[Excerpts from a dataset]
--- START ---
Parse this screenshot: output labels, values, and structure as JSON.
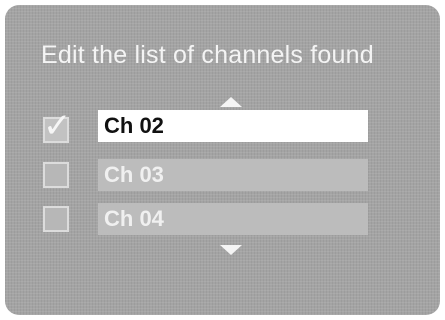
{
  "title": "Edit the list of channels found",
  "scroll": {
    "up_icon": "triangle-up-icon",
    "down_icon": "triangle-down-icon"
  },
  "channels": [
    {
      "label": "Ch 02",
      "checked": true,
      "selected": true
    },
    {
      "label": "Ch 03",
      "checked": false,
      "selected": false
    },
    {
      "label": "Ch 04",
      "checked": false,
      "selected": false
    }
  ],
  "colors": {
    "background": "#a4a4a4",
    "highlight": "#ffffff",
    "row": "#bcbcbc",
    "text_light": "#f4f4f4"
  }
}
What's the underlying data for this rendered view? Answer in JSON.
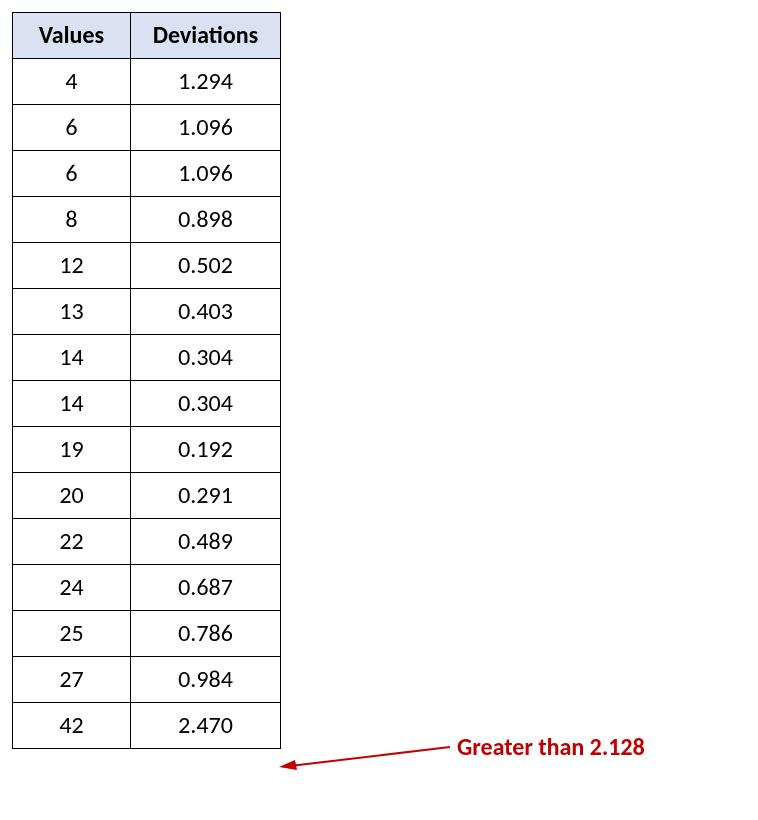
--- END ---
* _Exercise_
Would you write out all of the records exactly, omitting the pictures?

* _Solution to this exercise_
Parse this screenshot: output labels, values, and structure as JSON.
{
  "title": "Edit the list of channels found",
  "scroll": {
    "up_icon": "triangle-up-icon",
    "down_icon": "triangle-down-icon"
  },
  "channels": [
    {
      "label": "Ch 02",
      "checked": true,
      "selected": true
    },
    {
      "label": "Ch 03",
      "checked": false,
      "selected": false
    },
    {
      "label": "Ch 04",
      "checked": false,
      "selected": false
    }
  ],
  "colors": {
    "background": "#a4a4a4",
    "highlight": "#ffffff",
    "row": "#bcbcbc",
    "text_light": "#f4f4f4"
  }
}
What's the underlying data for this rendered view? Answer in JSON.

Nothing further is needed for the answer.